The latter is not said jokingly – I do believe that ‘resonance’ is the correct term to use because it implies a precise matching between a sender and a receiver. Each of our minds+bodies forms a unique instrument with its own spectrum of eigen-frequencies that will resonate more with certain music and less, or not at all, with other pieces. And that will be as far as I can come to explain why this piece has that effect on me.
Does liking ‘sad’ music mean that I am a sad person? Once I ‘confessed’ to a school mate that I liked classical music better than pop and he retorted: “Oh why, that’s so sad!” That was in the early heydays of the Beatles and Rolling Stones and made me wonder: how come that sad music makes me more happy, while some kinds of happy music make me sad?
I was lucky to have three boyfriends at college who also ‘openly’ liked classical music. Two of them played the violin and the third one, my best friend during secondary school, liked to play the guitar. Although the latter especially loved technical things like repairing cars. Once he bought two old, broken Renault 4’s cheaply and turned them into one working car that, after using it during our summer holiday, could be sold for a good price. However, what is relevant here is that at his parents home they had a special music room, completely in Louis XIV style, with a good sound installation, many records and a pianola with a beautiful sound and many pianola rolls. There, after coming back from the workshop, we drank whisky on Saturday nights and, for instance, listened how Busoni may have played Liszt’s piano version of Paganini’s La Campanella5 – his ghost moving the pianola keys. But I digress.
The contrast between K.87 and many other Scarlatti sonatas is to some extent comparable to that between the slow middle movements and the faster opening and closing parts of Mozart’s piano concertos. The latter are often allegro to presto, jubilant, virtuoso and extravert, in stark contrast to the andante or adagio, melancholic, more introvert and more emotionally moving, middle part.

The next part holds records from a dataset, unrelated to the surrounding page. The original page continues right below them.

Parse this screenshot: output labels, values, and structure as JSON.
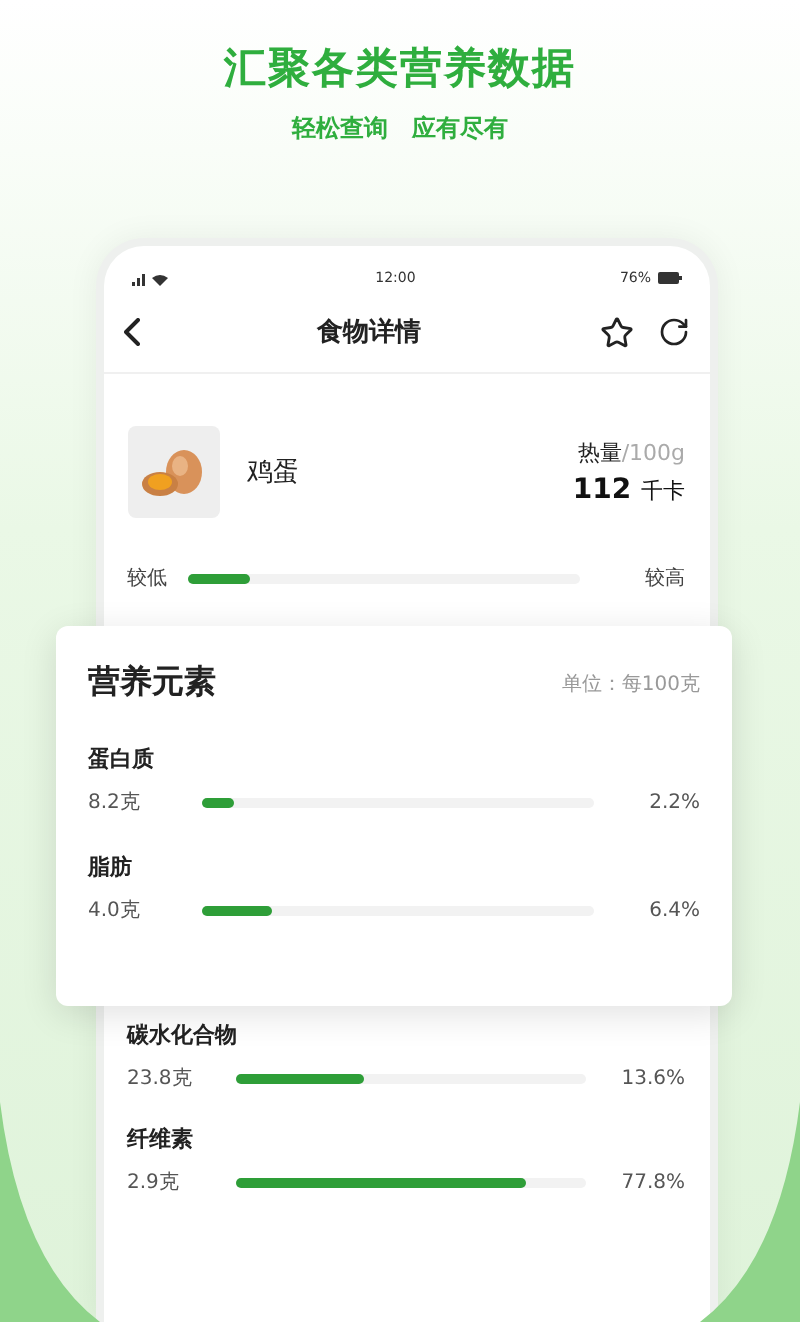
{
  "header": {
    "title": "汇聚各类营养数据",
    "subtitle": "轻松查询　应有尽有"
  },
  "status_bar": {
    "time": "12:00",
    "battery": "76%"
  },
  "nav": {
    "title": "食物详情"
  },
  "food": {
    "name": "鸡蛋",
    "energy_label": "热量",
    "energy_per": "/100g",
    "energy_value": "112",
    "energy_unit": "千卡"
  },
  "energy_meter": {
    "low": "较低",
    "high": "较高",
    "level": 0.16
  },
  "nutrients_card": {
    "title": "营养元素",
    "unit": "单位：每100克",
    "items": [
      {
        "name": "蛋白质",
        "amount": "8.2克",
        "percent": "2.2%",
        "level": 0.08
      },
      {
        "name": "脂肪",
        "amount": "4.0克",
        "percent": "6.4%",
        "level": 0.18
      }
    ]
  },
  "nutrients": [
    {
      "name": "碳水化合物",
      "amount": "23.8克",
      "percent": "13.6%",
      "level": 0.37
    },
    {
      "name": "纤维素",
      "amount": "2.9克",
      "percent": "77.8%",
      "level": 0.83
    }
  ]
}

A striking example of how much the impact of certain music can be augmented by playing it much slower than usual was Reinbert de Leeuw’s version of Erik Satie’s ‘Gnossienes and Gymnopédies’. But that feat was applauded by many music lovers. I have thus far heard nobody else about Scarlatti’s K.87.